Substations groups from Berlin, Dublin, London and Hel in Poland are preparing to share a sample of work they’ve created as part of the Weather Stations Project for a closing event in the International Literature Festival in Berlin.
On the first day, the groups created a world map and reflected on their relationship to different parts of the world. They discussed how different continents feel the impact of climate change differently.
As part of the process, the group couldn’t help give a shout to their friends in Australia! We miss you!
Footscray City College – oh so cool (so says Tony Birch)
G’day from Footscray City College, Australia!
Footscray City College is a state school in the inner west of Melbourne, Australia. We have 46 different nationalities at the school, and almost 1,000 students. We overlook one of Melbourne’s great waterways, the mighty Maribyrnong River. We are an excited bunch of 14 and 15 year old kids with some great, committed teachers. We are exploring the city of Melbourne as well as the natural landscape that surrounds the city.
Here’s a film we made on our first day with Weather Stations
Our group are working with Tony Birch and the Wheeler Centre for Books, Writing and Ideas to improve our own writing and knowledge about climate change. Tony has written multiple fiction books including Shadowboxing and Blood. The Wheeler Centre is an organisation that organises talks and events for the public about lots of topics including writing, climate change and more.
Our goal is to get people talking about climate change and how it might impact on us in our own suburbs, streets and homes. We want people around the world to know that we’re thinking and uniting around the issue. Not only do we want people to think about climate change, we want to provoke them to action.
We look forward to sharing our work with all of the other Substations in Berlin this September!
You can find Romain-Rolland-Gymnasium (RoRo) in the northern part of Berlin (Germany) which used to be the French district before the fall of the Berlin Wall. Its European profile is reflected by the variety of language classes offered to the students who learn English and French as their first and second languages. Additionally Spanish, Chinese or Latin classes can be attended. The second core theme is Sciences. At a young age, students learn how to experiment by working on special projects in cooperation with Berlin universities and national education foundations. The school community appreciates social commitment, gives the students a chance to develop their creative skills and teaches them social competences based on tolerance, peace, and considerateness.
RoRo had its first encounter with the Weather Stations project at the ilb International Literature Festival Berlin 2014 when a group of students attended a reading by Mirko Bonné from Hamburg (Germany) and Tony Birch from Australia. The students are in the age of 17 years.
Students from RoRo say:
“I really like the idea of connecting the aspect of climate change with literature so that there is an incentive even to people who might not be interested in this topic. I think in the project we will get to know a bit more about climate change from different perspectives; from the authors and from the other participants.

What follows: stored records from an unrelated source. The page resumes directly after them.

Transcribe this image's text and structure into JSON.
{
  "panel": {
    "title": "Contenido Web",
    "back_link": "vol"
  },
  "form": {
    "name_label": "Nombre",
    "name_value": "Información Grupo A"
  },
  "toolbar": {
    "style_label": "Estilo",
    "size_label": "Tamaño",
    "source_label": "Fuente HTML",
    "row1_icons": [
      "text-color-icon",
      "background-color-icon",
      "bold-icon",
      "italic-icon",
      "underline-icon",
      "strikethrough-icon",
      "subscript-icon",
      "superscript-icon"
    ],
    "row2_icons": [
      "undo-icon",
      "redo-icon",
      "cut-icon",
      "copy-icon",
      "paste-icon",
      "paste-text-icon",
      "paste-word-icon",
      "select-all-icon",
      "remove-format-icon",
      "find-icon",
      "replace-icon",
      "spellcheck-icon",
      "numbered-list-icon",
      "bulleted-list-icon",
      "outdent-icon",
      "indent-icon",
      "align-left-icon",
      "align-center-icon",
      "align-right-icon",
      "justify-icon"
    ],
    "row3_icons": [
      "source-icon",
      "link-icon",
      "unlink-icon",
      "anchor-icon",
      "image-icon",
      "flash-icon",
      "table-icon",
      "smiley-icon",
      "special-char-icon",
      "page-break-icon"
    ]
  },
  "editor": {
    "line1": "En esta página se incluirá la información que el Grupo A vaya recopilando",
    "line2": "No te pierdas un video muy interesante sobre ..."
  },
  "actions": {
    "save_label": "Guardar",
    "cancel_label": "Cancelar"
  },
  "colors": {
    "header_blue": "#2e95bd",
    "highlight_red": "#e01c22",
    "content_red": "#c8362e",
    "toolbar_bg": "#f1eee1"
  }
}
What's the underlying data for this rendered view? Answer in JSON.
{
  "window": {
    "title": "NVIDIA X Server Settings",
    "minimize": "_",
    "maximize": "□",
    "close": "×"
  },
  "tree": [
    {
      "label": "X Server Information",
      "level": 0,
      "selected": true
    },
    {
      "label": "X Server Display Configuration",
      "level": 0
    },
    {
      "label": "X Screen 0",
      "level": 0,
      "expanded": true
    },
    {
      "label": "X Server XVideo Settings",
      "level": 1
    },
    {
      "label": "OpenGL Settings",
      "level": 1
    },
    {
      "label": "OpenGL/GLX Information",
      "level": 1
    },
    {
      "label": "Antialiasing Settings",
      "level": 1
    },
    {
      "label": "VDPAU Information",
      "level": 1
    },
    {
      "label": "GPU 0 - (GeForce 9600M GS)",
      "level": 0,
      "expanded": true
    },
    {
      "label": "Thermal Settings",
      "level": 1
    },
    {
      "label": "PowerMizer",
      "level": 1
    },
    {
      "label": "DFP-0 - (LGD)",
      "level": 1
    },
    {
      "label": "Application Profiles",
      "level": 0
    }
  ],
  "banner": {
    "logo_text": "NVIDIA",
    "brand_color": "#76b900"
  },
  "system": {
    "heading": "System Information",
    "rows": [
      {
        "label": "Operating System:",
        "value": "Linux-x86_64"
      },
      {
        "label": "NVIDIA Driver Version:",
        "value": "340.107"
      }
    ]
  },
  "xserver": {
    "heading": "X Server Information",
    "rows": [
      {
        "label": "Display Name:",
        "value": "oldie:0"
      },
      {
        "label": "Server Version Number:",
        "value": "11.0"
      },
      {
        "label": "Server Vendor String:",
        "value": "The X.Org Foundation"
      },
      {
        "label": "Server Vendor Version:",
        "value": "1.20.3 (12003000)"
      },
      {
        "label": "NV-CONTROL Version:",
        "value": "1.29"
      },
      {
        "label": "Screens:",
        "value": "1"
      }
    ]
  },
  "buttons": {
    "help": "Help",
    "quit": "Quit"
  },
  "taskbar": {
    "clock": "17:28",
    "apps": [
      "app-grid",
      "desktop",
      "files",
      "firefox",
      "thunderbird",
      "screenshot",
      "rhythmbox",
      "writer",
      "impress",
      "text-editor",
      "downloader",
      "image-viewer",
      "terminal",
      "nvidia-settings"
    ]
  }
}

I hope that we will learn how to express topics like climate change through literary texts. I am looking forward to getting more information when Mirko Bonné visits us.”
“I think that climate change does influence all of our lives and that we, as the young generation, should try to make the world a better place. It is not easy to draw attention to this subject, because everyone knows about climate change and its consequences. The problem is that just a few people help to prevent it. That is where the Weather Stations project comes in. They want to reach more and more people, the elders and the youth, and want them to know that with a little help from anyone, things can be changed. By using poems, short stories and promoting our school, we get a chance to take part in it.”
“I think the Weather Stations project will be a great project to learn about climate change and nature in a different way than just by watching TV or reading newspaper articles. I think it is great that we will get to know authors from different parts of the world.”
“I expect to learn more about the problems of climate change and the issues it causes around the world. I am particularly interested in the different opinions of different cultures toward that topic. In America, for example, I have even heard people say that climate change is not a real thing, and just made up by the media or environmental activists. I am excited to discuss these issues in class and with authors from all around the world who are interested in the same thing.”